In the wake of #MeToo and the Time’s Up movement, and the dialogue that has been opened about the unfair treatment women receive in the entertainment industry, there was a lot to to discuss in Entertainment Weekly’s annual “Women Who Kick Ass” panel. Moderated by EW’s Jessica Shaw, the panel included Amandla Stenberg (The Darkest Minds), Camila Mendes (Riverdale), Chloe Bennet (Agents of S.H.I.E.L.D.), Jodie Whittaker (Doctor Who) and Regina King (Watchmen).
Childhood seemed a good place to start and the panel were asked which women inspired them when they were young. Regina King and Amandla Stenberg gave quick answers, citing Wonder Woman and Raven-Symone respectively.
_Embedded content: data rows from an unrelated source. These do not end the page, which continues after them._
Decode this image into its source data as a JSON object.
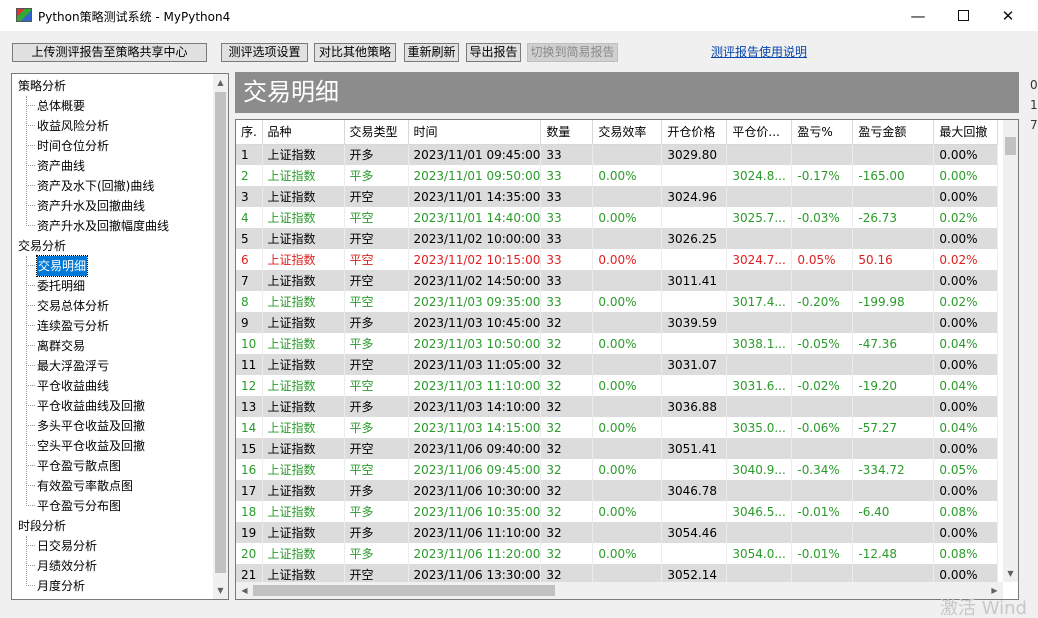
{
  "window": {
    "title": "Python策略测试系统 - MyPython4"
  },
  "toolbar": {
    "upload": "上传测评报告至策略共享中心",
    "options": "测评选项设置",
    "compare": "对比其他策略",
    "refresh": "重新刷新",
    "export": "导出报告",
    "simple": "切换到简易报告",
    "help": "测评报告使用说明"
  },
  "tree": [
    {
      "label": "策略分析",
      "level": 0
    },
    {
      "label": "总体概要",
      "level": 1
    },
    {
      "label": "收益风险分析",
      "level": 1
    },
    {
      "label": "时间仓位分析",
      "level": 1
    },
    {
      "label": "资产曲线",
      "level": 1
    },
    {
      "label": "资产及水下(回撤)曲线",
      "level": 1
    },
    {
      "label": "资产升水及回撤曲线",
      "level": 1
    },
    {
      "label": "资产升水及回撤幅度曲线",
      "level": 1
    },
    {
      "label": "交易分析",
      "level": 0
    },
    {
      "label": "交易明细",
      "level": 1,
      "selected": true
    },
    {
      "label": "委托明细",
      "level": 1
    },
    {
      "label": "交易总体分析",
      "level": 1
    },
    {
      "label": "连续盈亏分析",
      "level": 1
    },
    {
      "label": "离群交易",
      "level": 1
    },
    {
      "label": "最大浮盈浮亏",
      "level": 1
    },
    {
      "label": "平仓收益曲线",
      "level": 1
    },
    {
      "label": "平仓收益曲线及回撤",
      "level": 1
    },
    {
      "label": "多头平仓收益及回撤",
      "level": 1
    },
    {
      "label": "空头平仓收益及回撤",
      "level": 1
    },
    {
      "label": "平仓盈亏散点图",
      "level": 1
    },
    {
      "label": "有效盈亏率散点图",
      "level": 1
    },
    {
      "label": "平仓盈亏分布图",
      "level": 1
    },
    {
      "label": "时段分析",
      "level": 0
    },
    {
      "label": "日交易分析",
      "level": 1
    },
    {
      "label": "月绩效分析",
      "level": 1
    },
    {
      "label": "月度分析",
      "level": 1
    }
  ],
  "panel": {
    "title": "交易明细",
    "edge_chars": [
      "0",
      "1",
      "7"
    ]
  },
  "table": {
    "columns": [
      "序.",
      "品种",
      "交易类型",
      "时间",
      "数量",
      "交易效率",
      "开仓价格",
      "平仓价...",
      "盈亏%",
      "盈亏金额",
      "最大回撤"
    ],
    "rows": [
      {
        "tone": "black",
        "cells": [
          "1",
          "上证指数",
          "开多",
          "2023/11/01 09:45:00",
          "33",
          "",
          "3029.80",
          "",
          "",
          "",
          "0.00%"
        ]
      },
      {
        "tone": "green",
        "cells": [
          "2",
          "上证指数",
          "平多",
          "2023/11/01 09:50:00",
          "33",
          "0.00%",
          "",
          "3024.8...",
          "-0.17%",
          "-165.00",
          "0.00%"
        ]
      },
      {
        "tone": "black",
        "cells": [
          "3",
          "上证指数",
          "开空",
          "2023/11/01 14:35:00",
          "33",
          "",
          "3024.96",
          "",
          "",
          "",
          "0.00%"
        ]
      },
      {
        "tone": "green",
        "cells": [
          "4",
          "上证指数",
          "平空",
          "2023/11/01 14:40:00",
          "33",
          "0.00%",
          "",
          "3025.7...",
          "-0.03%",
          "-26.73",
          "0.02%"
        ]
      },
      {
        "tone": "black",
        "cells": [
          "5",
          "上证指数",
          "开空",
          "2023/11/02 10:00:00",
          "33",
          "",
          "3026.25",
          "",
          "",
          "",
          "0.00%"
        ]
      },
      {
        "tone": "red",
        "cells": [
          "6",
          "上证指数",
          "平空",
          "2023/11/02 10:15:00",
          "33",
          "0.00%",
          "",
          "3024.7...",
          "0.05%",
          "50.16",
          "0.02%"
        ]
      },
      {
        "tone": "black",
        "cells": [
          "7",
          "上证指数",
          "开空",
          "2023/11/02 14:50:00",
          "33",
          "",
          "3011.41",
          "",
          "",
          "",
          "0.00%"
        ]
      },
      {
        "tone": "green",
        "cells": [
          "8",
          "上证指数",
          "平空",
          "2023/11/03 09:35:00",
          "33",
          "0.00%",
          "",
          "3017.4...",
          "-0.20%",
          "-199.98",
          "0.02%"
        ]
      },
      {
        "tone": "black",
        "cells": [
          "9",
          "上证指数",
          "开多",
          "2023/11/03 10:45:00",
          "32",
          "",
          "3039.59",
          "",
          "",
          "",
          "0.00%"
        ]
      },
      {
        "tone": "green",
        "cells": [
          "10",
          "上证指数",
          "平多",
          "2023/11/03 10:50:00",
          "32",
          "0.00%",
          "",
          "3038.1...",
          "-0.05%",
          "-47.36",
          "0.04%"
        ]
      },
      {
        "tone": "black",
        "cells": [
          "11",
          "上证指数",
          "开空",
          "2023/11/03 11:05:00",
          "32",
          "",
          "3031.07",
          "",
          "",
          "",
          "0.00%"
        ]
      },
      {
        "tone": "green",
        "cells": [
          "12",
          "上证指数",
          "平空",
          "2023/11/03 11:10:00",
          "32",
          "0.00%",
          "",
          "3031.6...",
          "-0.02%",
          "-19.20",
          "0.04%"
        ]
      },
      {
        "tone": "black",
        "cells": [
          "13",
          "上证指数",
          "开多",
          "2023/11/03 14:10:00",
          "32",
          "",
          "3036.88",
          "",
          "",
          "",
          "0.00%"
        ]
      },
      {
        "tone": "green",
        "cells": [
          "14",
          "上证指数",
          "平多",
          "2023/11/03 14:15:00",
          "32",
          "0.00%",
          "",
          "3035.0...",
          "-0.06%",
          "-57.27",
          "0.04%"
        ]
      },
      {
        "tone": "black",
        "cells": [
          "15",
          "上证指数",
          "开空",
          "2023/11/06 09:40:00",
          "32",
          "",
          "3051.41",
          "",
          "",
          "",
          "0.00%"
        ]
      },
      {
        "tone": "green",
        "cells": [
          "16",
          "上证指数",
          "平空",
          "2023/11/06 09:45:00",
          "32",
          "0.00%",
          "",
          "3040.9...",
          "-0.34%",
          "-334.72",
          "0.05%"
        ]
      },
      {
        "tone": "black",
        "cells": [
          "17",
          "上证指数",
          "开多",
          "2023/11/06 10:30:00",
          "32",
          "",
          "3046.78",
          "",
          "",
          "",
          "0.00%"
        ]
      },
      {
        "tone": "green",
        "cells": [
          "18",
          "上证指数",
          "平多",
          "2023/11/06 10:35:00",
          "32",
          "0.00%",
          "",
          "3046.5...",
          "-0.01%",
          "-6.40",
          "0.08%"
        ]
      },
      {
        "tone": "black",
        "cells": [
          "19",
          "上证指数",
          "开多",
          "2023/11/06 11:10:00",
          "32",
          "",
          "3054.46",
          "",
          "",
          "",
          "0.00%"
        ]
      },
      {
        "tone": "green",
        "cells": [
          "20",
          "上证指数",
          "平多",
          "2023/11/06 11:20:00",
          "32",
          "0.00%",
          "",
          "3054.0...",
          "-0.01%",
          "-12.48",
          "0.08%"
        ]
      },
      {
        "tone": "black",
        "cells": [
          "21",
          "上证指数",
          "开空",
          "2023/11/06 13:30:00",
          "32",
          "",
          "3052.14",
          "",
          "",
          "",
          "0.00%"
        ]
      }
    ]
  },
  "watermark": "激活 Wind"
}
In a heart-warming moment, Chloe Bennet excitedly explained that she looked up to Mulan and “now I get to work with her (fellow S.H.I.E.L.D star Ming-Na Wen) everyday”. Perhaps more bittersweet was Camila Mendes’ answer Summer Roberts from The OC – “She was the closest thing I could find to a Latina actress simply because she had brown hair and was a little tan”.
Mandatory Credit: Photo by Broadimage/REX/Shutterstock (9767353c)
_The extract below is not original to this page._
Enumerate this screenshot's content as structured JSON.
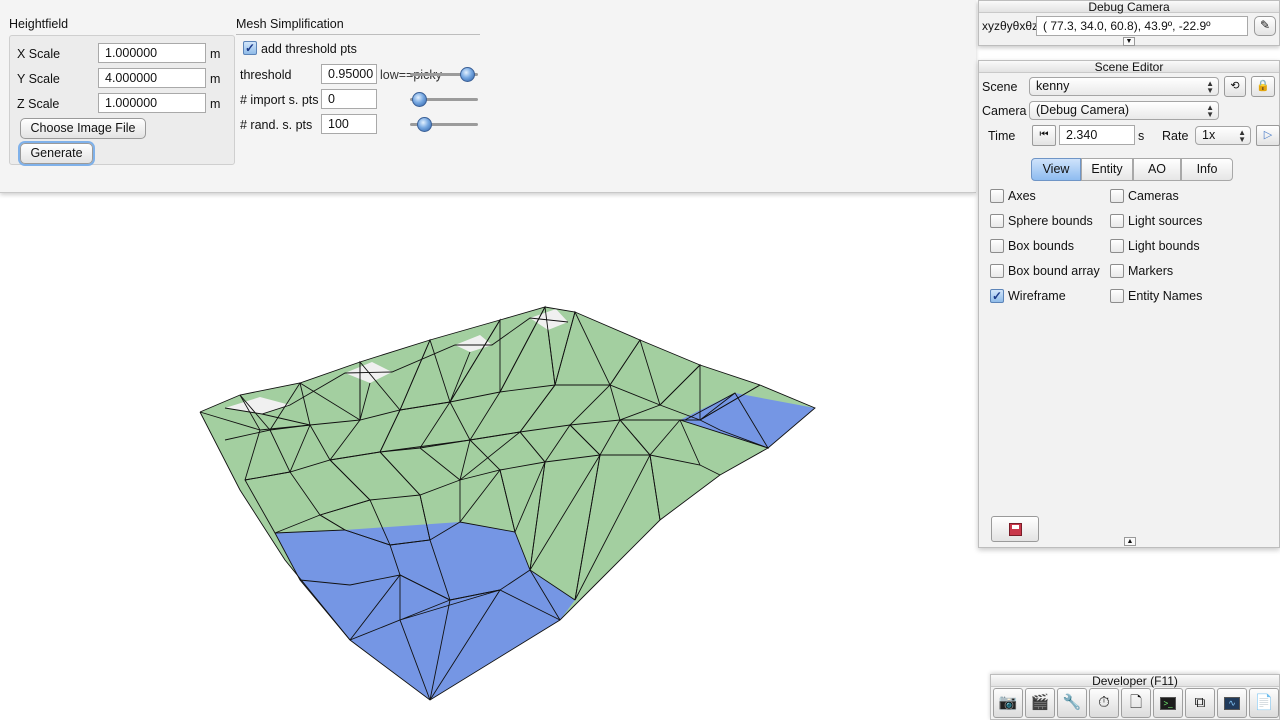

Jodie Whittaker, Regina King, Amandla Stenberg, Chloe Bennet and Camila Mendes
‘Woman Who Kick Ass’ panel, Comic-Con International, San Diego, USA – 21 Jul 2018
2018 Comic-Con International: San Diego Day 3 – Woman Who Kick Ass Panel
And so the discussion moves to representation and why that’s so important. The need to see not just women, but women of colour in well written and complex roles is agreed upon by the panel. Amandla Stenberg recognises that she “creates representation” but that it’s not a perfect situation – “We continue to sacrifice to see the representation we want”.
Someone who had to sacrifice a lot is Chloe Bennet. Her real last name is Wang but she changed it to Bennet when she failed to book acting jobs. As soon as she changed it, she started getting parts. She still has mixed feelings about this but did it so “other girls after me won’t have to do that”. Part of the problem, she feels, was that she didn’t look Asian enough or white enough. Camila Mendes shared this issue, stating that casting directors told her she wasn’t “urban” enough for Latina roles. They were both stuck in an in between. This is why Mendes is so happy to be playing Veronica without being tokenized. It’s a sign things are getting better.
Another positive change in the entertainment industry is the rise of female directors. Regina King recently directed the season finale of hit HBO series Insecure. She was joined by a female AD, as well as a female director of photography – “It was so empowering, and there was a shorthand with our communication”. The rest of the panel agreed on the shorthand, citing their own fantastic experiences with female directors. Amandla Stenberg excitedly announced that the last 4 directors she had worked with were female, drawing cheers from her fellow panellists, and showing a move in the right direction in Hollywood.
But it’s not just Hollywood. The rest of the world seems to be progressing as well. In the UK, the BBC have cast Jodie Whittaker as the first female Doctor Who. The concept of a female Doctor was first brought up in 1981 but took over 3 decades to actually happen. Whittaker never thought she’d have the chance to play the part because “The Doctor is played by a guy”. Then she questioned why – “I’ve got as much on my CV to qualify me for that as any of the other guys. None of us have really come out of alien school”. She spoke of being younger and having to stand on the sidelines, even though she wanted to play the hero, and how things have changed for her now – “The thing that’s exciting for us is that we now look like what we’re potentially inspiring to be”.
The rest of panel agree. They know that they are role models to lots of women across the world and accept that responsibility whole-heartedly. Whittaker brings up the incredibly important point that as women they don’t just influence women, they can influence men as well – “You want to inspire little girls, but you also want to say, ‘Look, little guys, you can look up to women. We’re all right, we’re not that scary. We do all the same things and, sometimes, a bit more!’” Bennet adds that “Being inspired by women can make young men see them as equal rather than instilling a “we are better than them” mentality”. And that equality is what these women, this panel and the discussion that it creates, is striving for.
As it always is, the EW Women Who Kick Ass Panel was an inspiring, exciting and empowering hour of talented women sharing their experiences with an eager audience. I can’t wait to see next year’s panel at SDCC 2019!